How It Works
If you’re a student interested in consolidating your credit card debt, you can apply for a new loan from a bank or other financial institution like a private lender or even a debt relief company. Keep in mind that in order to successfully obtain a loan at a reasonable interest rate, you will need to have reasonably strong credit. Once you’ve qualified for a loan, you will use the proceeds from the new loan to pay off the existing, high-interest credit card debt.
While you may think it best to close your credit accounts after you’ve paid off your debts, it’s advisable to keep them open: Closing your cards can actually harm your debt-to-credit ratio, which could negatively impact your credit score (especially if you already have student loans). Be mindful, though, that if you proceed to run up balances on your credit cards immediately after paying off your initial debt, you’ll end up in the same situation as before – but this time, you may be facing this debt along with your monthly student loan payments.
There are several ways to tackle credit card consolidation, but the two that are most applicable to students are credit card balance transfers and personal loans.
A credit card balance transfer involves shifting your credit card debts from separate accounts to one new account. Some balance transfer cards offer promotional interest rates at 0%. However, although the new card will simply require minimum monthly payments, it is best to pay more than the minimum so that you can repay the balance before your interest rates increase.
You can also consider applying for a personal loan from a local bank or credit union – just make sure you compare the interest rates, monthly payment amounts, application fees, and repayment periods to confirm that it’s manageable for your budget.

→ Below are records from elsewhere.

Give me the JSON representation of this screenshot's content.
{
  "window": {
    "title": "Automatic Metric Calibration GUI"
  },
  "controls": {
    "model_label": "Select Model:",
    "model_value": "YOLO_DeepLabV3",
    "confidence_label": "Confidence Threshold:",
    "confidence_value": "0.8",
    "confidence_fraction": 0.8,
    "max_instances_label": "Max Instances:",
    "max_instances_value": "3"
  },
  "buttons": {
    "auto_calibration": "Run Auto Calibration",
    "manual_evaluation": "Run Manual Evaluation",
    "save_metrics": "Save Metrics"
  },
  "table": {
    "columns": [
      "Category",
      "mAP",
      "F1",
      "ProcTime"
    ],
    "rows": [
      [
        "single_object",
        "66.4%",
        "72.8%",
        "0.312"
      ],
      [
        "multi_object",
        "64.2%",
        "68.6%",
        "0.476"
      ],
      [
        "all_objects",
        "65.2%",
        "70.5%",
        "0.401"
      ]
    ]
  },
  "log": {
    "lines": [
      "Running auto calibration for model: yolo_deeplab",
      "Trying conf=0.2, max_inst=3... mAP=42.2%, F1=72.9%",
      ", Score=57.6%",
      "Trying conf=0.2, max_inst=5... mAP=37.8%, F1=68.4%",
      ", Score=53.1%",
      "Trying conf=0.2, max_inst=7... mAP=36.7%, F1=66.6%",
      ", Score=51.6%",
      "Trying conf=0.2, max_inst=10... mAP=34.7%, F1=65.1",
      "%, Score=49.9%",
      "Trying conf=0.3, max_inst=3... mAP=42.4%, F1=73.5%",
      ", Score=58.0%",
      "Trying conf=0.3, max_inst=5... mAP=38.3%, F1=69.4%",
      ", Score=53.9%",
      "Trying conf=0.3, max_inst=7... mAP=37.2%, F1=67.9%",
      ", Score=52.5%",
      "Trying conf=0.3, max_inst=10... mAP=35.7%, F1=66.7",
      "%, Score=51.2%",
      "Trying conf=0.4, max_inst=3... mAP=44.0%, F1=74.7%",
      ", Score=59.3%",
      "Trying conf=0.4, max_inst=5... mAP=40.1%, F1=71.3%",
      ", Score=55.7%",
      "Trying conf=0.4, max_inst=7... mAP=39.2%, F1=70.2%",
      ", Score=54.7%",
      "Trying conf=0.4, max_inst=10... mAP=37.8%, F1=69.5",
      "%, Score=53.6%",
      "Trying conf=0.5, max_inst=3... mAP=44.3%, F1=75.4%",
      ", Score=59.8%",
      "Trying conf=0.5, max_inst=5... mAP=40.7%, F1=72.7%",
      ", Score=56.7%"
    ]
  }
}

Always consider the big picture: not just your monthly payment amount. For instance, if your interest rate is low but your repayment period is long, you may actually end up paying more over time.
Credit card consolidation offers significant advantages, for instance:
- Lower interest rates – The lower rates that generally apply to consolidation loans allow you to pay more on the debt principal and get out of debt faster.
- A boost in your credit score – If you use additional credit through a consolidation loan, your score may increase.
- Stress reduction – Consolidating your debts simplifies your payment schedules so you are only making one rather than multiple payments.
Nonetheless, there are certain disadvantages to credit card consolidation, all of which you should carefully consider.
- Your low interest rates may not last. If you transfer your balances, recall that the promotional low interest rate likely won’t last beyond a certain period. If you drag out your payments or miss a few, you may end up paying interest anyway.
- It doesn’t solve the underlying problem. If you have a spending problem, this option won’t fix the root issue. If you pursue this approach, make sure you understand how you got into this situation and what you can do moving forward to avoid slipping into debt again.
When to Consolidate
The decision to consolidate your credit card debt depends entirely on your particular financial situation, your budget, the amount of your debt, and your comfort level with tackling your debt in this particular way.
It may be advisable to first get a handle on your spending habits before you take this step so that you can start the process with your eyes wide open. By doing so, you can ensure that you are addressing the problem from its roots, rather than relying on credit card consolidation as a quick fix. No matter what you ultimately decide, taking stock of your financial situation and committing to healthier spending habits will benefit you in the long-term.
Tim has a finance degree from CSUF with 15 years of combined experience in CountryWide Debt Relief, a debt consolidation company. He has a great passion for writing, and he provides useful advice through his article on debt relief, debt consolidation loans and credit card consolidation.